Many of the works in this series were made on a farm the Gaspelshof near Willich in the Lower Rhine area, where other artists also came to work and friends came to stay. Polke had close connections to both the Cologne/Düsseldorf and the Berne/Zurich art scene, and was also a professor at the Hochschule für Bildende Künste in Hamburg. A further focal point of the exhibition is therefore Polkes collaborative practice: key works by colleagues and companions Katharina Sieverding, Achim Duchow and Candida Höfer, to name just a few reflect the prevailing trend towards working and living together, while individual responses to the issues confronting artists at that time are equally visible.
From March 2009 onwards, the Kleinbürger series, which takes its title from Hans Magnus Enzensbergers much-discussed 1976 essay Von der Unaufhaltsamkeit des Kleinbürgertums (On the Inevitability of the Middle Classes), will be presented to the public for the first time in over thirty years in this exhibition at the Hamburger Kunsthalle. The unusually long duration of the show (ten months in total) aims to set a trend toward deceleration in the fast-moving world of art exhibitions and to promote sustained engagement with the Kleinbürger series and the historical cultural context of the 1970s.
The three consecutive and complementary exhibitions, focussing on Clique, Pop and Politics respectively, will reveal interesting new connections and unexpected insights into Polkes oeuvre; the Kleinbürger works will be presented alongside different neighbours each time.

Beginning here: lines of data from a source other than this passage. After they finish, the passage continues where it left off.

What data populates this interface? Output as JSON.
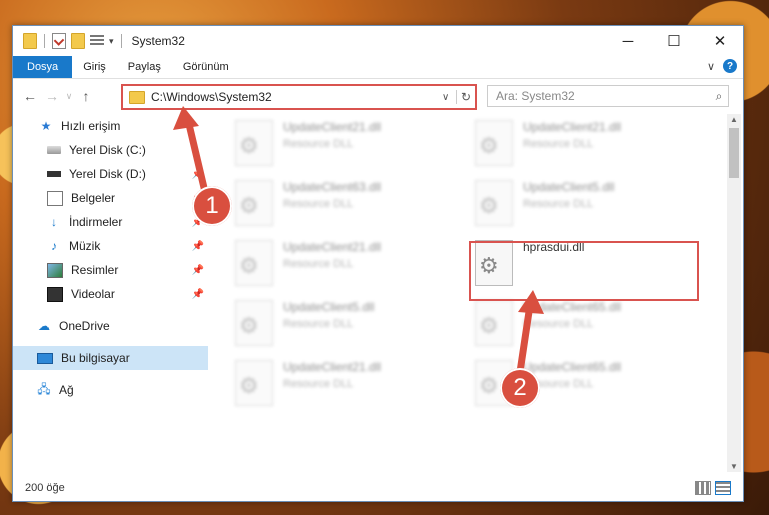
{
  "window": {
    "title": "System32",
    "controls": [
      "─",
      "☐",
      "✕"
    ]
  },
  "ribbon": {
    "tabs": [
      "Dosya",
      "Giriş",
      "Paylaş",
      "Görünüm"
    ],
    "help": "?"
  },
  "address": {
    "path": "C:\\Windows\\System32",
    "search_placeholder": "Ara: System32"
  },
  "sidebar": {
    "quick_access": "Hızlı erişim",
    "items": [
      "Yerel Disk (C:)",
      "Yerel Disk (D:)",
      "Belgeler",
      "İndirmeler",
      "Müzik",
      "Resimler",
      "Videolar"
    ],
    "onedrive": "OneDrive",
    "this_pc": "Bu bilgisayar",
    "network": "Ağ"
  },
  "files": [
    {
      "name": "UpdateClient21.dll",
      "desc": "Resource DLL"
    },
    {
      "name": "UpdateClient21.dll",
      "desc": "Resource DLL"
    },
    {
      "name": "UpdateClient63.dll",
      "desc": "Resource DLL"
    },
    {
      "name": "UpdateClient5.dll",
      "desc": "Resource DLL"
    },
    {
      "name": "UpdateClient21.dll",
      "desc": "Resource DLL"
    },
    {
      "name": "hprasdui.dll",
      "desc": ""
    },
    {
      "name": "UpdateClient5.dll",
      "desc": "Resource DLL"
    },
    {
      "name": "UpdateClient65.dll",
      "desc": "Resource DLL"
    },
    {
      "name": "UpdateClient21.dll",
      "desc": "Resource DLL"
    },
    {
      "name": "UpdateClient65.dll",
      "desc": "Resource DLL"
    }
  ],
  "status": {
    "count": "200 öğe"
  },
  "annotations": {
    "step1": "1",
    "step2": "2"
  }
}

Curators of the exhibition: Dr. Dorothee Böhm and Dr. Dietmar Rübel; at the Hamburger Kunsthalle: Dr. Petra Roettig